According to Wikipedia, ‘Registered nurses help individuals, families, and groups to achieve health and prevent disease’. I love that. We help people to ‘achieve health and prevent disease’. I also discovered that the American Nurses Association (ANA) states ‘Nursing is the protection, promotion, and optimization of health and abilities, prevention of illness and injury, alleviation of suffering through the diagnosis and treatment of human response, and advocacy in the care of individuals, families, communities, and populations’. Again, the promotion of health, optimization of abilities, and prevention of illness are highlighted.
Now you might be thinking: “Well, duh! We know this about our profession. But what does this have to do with my own self-care? How are these definitions linked to spirituality, metaphysics, and this “woo-woo” of holism?”
[Tweet “Self-care is the most crucial piece to being a good nurse.”]
Wow. How’s that for a bold statement? But let me share this with you- I’ve been a nurse on an inpatient unit. I’ve given out medications, hung IVs, prepped for procedures, followed orders, done assessments, etc. I know the tasks, skills, and science that go into nursing. But none of that can be done as productively or effectively as when a nurse takes care for themselves first and foremost.
And here’s one reason why: if you are not present, focused, mindful, and aware- you are not practicing as best you can. So what can we do about it? Well, we keep all of the science, the skills, the concrete tasks… but we add to these valuable tools. And one tool I share with you here today- is one that can help with stress reduction, focus, memory, and empathy. Sounds good since we are a profession of caring, hard-working professionals, right?
One practice that you can begin today which will point you in the right direction with respect to balancing science with spirituality is very simple: meditation. You may be thinking, “Yeah right; how can meditation help with focus, memory, and stress reduction?” Well, research backs up this practice on many levels.
[Tweet “Meditation is not hocus-pocus.”]

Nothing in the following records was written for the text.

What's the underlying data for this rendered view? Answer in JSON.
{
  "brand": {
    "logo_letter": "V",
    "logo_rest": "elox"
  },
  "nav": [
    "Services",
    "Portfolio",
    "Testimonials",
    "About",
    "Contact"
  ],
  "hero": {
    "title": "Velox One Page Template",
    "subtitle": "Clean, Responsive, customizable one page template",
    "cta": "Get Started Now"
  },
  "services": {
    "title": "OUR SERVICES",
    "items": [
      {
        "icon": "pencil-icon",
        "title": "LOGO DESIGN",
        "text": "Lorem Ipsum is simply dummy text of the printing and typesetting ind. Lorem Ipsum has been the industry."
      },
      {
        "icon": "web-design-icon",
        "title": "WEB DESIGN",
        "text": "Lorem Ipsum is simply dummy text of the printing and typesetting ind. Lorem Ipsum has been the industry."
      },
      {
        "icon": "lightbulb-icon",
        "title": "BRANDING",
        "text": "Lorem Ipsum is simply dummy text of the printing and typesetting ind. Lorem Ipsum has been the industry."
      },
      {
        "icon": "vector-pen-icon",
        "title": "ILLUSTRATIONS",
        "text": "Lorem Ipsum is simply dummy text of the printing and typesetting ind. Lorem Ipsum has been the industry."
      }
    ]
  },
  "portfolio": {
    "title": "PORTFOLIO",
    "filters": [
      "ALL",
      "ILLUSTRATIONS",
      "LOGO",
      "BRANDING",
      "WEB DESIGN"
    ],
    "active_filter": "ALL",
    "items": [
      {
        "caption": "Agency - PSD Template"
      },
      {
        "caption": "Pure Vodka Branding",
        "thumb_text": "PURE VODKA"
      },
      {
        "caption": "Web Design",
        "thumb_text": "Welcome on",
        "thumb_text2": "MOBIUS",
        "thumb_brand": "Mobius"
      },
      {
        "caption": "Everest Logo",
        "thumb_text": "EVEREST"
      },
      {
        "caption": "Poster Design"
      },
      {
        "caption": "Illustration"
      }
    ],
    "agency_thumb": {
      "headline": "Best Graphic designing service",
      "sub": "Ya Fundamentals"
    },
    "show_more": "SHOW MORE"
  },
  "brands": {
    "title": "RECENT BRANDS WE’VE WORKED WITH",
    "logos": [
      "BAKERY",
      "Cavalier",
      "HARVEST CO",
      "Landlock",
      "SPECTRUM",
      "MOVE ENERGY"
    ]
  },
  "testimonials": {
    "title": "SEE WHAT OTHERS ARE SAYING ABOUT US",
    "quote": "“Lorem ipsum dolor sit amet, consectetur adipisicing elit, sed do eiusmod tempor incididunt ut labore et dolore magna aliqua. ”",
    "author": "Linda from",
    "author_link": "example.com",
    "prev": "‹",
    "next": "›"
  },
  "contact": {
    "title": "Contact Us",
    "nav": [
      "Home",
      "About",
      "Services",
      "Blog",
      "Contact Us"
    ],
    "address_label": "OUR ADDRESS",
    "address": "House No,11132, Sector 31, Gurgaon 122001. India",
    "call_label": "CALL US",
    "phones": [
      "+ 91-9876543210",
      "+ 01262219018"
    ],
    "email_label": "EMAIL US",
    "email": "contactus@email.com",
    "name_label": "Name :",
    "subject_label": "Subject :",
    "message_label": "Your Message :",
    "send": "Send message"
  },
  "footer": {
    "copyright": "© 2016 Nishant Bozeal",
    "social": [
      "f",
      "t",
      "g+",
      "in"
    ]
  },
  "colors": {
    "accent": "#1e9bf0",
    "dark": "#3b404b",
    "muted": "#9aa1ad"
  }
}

Psychiatry Research published a study in 2011 that showed participants who went through an eight week mindful based stress reduction program (MBSR) had changes in gray matter concentration in brain regions involved in learning and memory processes, emotion regulation, self-referential processing, and perspective taking. M.R.I. brain scans taken before and after the participants’ meditation regimen found increased gray matter in the hippocampus, an area important for learning and memory. The images also showed a reduction of gray matter in the amygdala, a region connected to anxiety and stress. A control group that did not practice meditation showed no such changes.
Another study from the 2007 online edition of the PloS Biology Journal, found that meditators have a longer attention span than non-meditators. Meditation can improve performance on a novel task that requires trained attention capabilities.
Well how does this impact us as nurses? To me, if we incorporate this practice into our daily routine we will be more focused on our tasks, more present while performing skills, and more mindful with our patients. To me, this partnership of science and spirituality is a match-made in heaven, a wonderful idea… and just one simple way to incorporate a self-care technique into your daily practice.
Do you practice any form of meditation? If so, what benefits have you received from your practice? If not, what questions do you have about getting started? Leave a comment below and thanks for reading!
About the Author: As a speaker, workshop facilitator, and Reiki Master, Elizabeth partners with hospitals, organizations, associations, and nursing groups to help transform the field of nursing from the inside out. As the host of the Your Next Shift Workshop, Elizabeth guides nurses and nursing students to a change in perspective, helping them make the inner shift needed to better maneuver the sometimes challenging realities of being a caregiver.